88 & Counting: Pension Fund Suits Next For LIBOR?, Advisen, September 27, 2012

More Blog Posts:
SEC Reviewing LIBOR-Related Disclosures by Issuers, Institutional Investor Securities Blog, August 10, 2012

Barclays LIBOR Manipulation Scam Places Citigroup, Credit Suisse, Deutsche Bank, JP Morgan Chase, and UBS Under The Investigation Microscope, Institutional Investor Securities Blog, July 16, 2012

Insider Trading Roundup: SEC Settlement Reached Over Alleged Tips In Insurers’ Merger, Court Won’t Throw Out Criminal Charges Related to Info From AA Member, & Asset Freeze Approved Against Broker In Burger King Acquisition, Stockbroker Fraud Blog, September 28, 2012

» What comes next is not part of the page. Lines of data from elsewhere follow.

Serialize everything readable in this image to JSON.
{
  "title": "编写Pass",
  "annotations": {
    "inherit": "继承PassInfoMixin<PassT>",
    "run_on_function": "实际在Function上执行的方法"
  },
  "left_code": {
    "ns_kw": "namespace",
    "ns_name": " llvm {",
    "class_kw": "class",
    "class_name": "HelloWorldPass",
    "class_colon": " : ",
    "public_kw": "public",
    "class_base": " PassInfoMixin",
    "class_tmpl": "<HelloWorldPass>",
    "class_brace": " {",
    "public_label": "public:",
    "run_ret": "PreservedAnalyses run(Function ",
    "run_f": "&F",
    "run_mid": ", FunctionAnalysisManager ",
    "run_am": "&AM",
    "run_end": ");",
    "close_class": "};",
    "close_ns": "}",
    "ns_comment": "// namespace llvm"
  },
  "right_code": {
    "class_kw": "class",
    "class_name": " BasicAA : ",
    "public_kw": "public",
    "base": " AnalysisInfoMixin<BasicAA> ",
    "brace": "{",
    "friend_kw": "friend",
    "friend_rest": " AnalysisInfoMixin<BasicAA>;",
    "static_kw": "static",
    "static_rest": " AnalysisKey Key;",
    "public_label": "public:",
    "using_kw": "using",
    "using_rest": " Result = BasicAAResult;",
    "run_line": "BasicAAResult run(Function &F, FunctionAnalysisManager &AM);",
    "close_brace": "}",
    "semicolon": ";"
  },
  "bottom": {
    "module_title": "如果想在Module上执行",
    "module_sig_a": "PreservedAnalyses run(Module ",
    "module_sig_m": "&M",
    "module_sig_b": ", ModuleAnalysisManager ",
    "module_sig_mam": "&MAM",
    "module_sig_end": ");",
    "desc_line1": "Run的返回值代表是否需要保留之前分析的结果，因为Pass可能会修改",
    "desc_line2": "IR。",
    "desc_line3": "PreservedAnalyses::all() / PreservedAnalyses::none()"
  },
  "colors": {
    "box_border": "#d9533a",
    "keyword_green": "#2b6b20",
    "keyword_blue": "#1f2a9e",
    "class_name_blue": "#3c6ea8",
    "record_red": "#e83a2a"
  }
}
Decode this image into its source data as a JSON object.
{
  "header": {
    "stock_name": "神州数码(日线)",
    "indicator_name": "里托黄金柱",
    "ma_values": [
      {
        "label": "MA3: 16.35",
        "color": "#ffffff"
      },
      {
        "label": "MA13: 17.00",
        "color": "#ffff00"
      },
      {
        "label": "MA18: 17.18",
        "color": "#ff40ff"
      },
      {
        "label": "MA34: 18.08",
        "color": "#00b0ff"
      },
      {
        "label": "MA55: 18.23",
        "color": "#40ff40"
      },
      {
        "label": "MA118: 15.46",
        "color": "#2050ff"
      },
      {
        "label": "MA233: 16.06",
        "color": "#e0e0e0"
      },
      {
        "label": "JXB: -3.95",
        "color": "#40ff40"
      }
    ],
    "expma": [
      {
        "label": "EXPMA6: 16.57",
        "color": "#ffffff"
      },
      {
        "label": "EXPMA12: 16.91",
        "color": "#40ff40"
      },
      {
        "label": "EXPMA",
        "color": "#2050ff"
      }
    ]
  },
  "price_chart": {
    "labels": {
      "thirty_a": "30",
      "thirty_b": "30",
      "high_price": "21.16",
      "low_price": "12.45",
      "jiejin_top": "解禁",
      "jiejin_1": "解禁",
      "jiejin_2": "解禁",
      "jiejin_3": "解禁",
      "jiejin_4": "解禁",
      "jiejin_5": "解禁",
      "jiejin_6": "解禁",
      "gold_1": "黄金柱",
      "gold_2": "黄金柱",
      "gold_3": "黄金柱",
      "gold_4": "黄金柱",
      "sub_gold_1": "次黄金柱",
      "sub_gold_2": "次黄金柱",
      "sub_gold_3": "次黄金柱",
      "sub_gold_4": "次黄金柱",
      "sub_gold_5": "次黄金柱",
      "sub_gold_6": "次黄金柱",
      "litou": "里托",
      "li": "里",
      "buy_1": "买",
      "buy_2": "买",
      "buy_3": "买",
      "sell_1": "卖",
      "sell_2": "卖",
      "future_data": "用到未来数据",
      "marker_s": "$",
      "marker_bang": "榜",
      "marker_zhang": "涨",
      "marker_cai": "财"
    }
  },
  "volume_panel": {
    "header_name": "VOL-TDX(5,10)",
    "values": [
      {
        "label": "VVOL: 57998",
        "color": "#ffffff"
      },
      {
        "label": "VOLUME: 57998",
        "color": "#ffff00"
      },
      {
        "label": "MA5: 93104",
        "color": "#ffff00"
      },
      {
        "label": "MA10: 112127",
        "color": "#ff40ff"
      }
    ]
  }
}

Contact Shepherd Smith Edwards and Kantas, LTD, LLP to explore whether you have cause for an institutional investment fraud case related to the LIBOR scandal.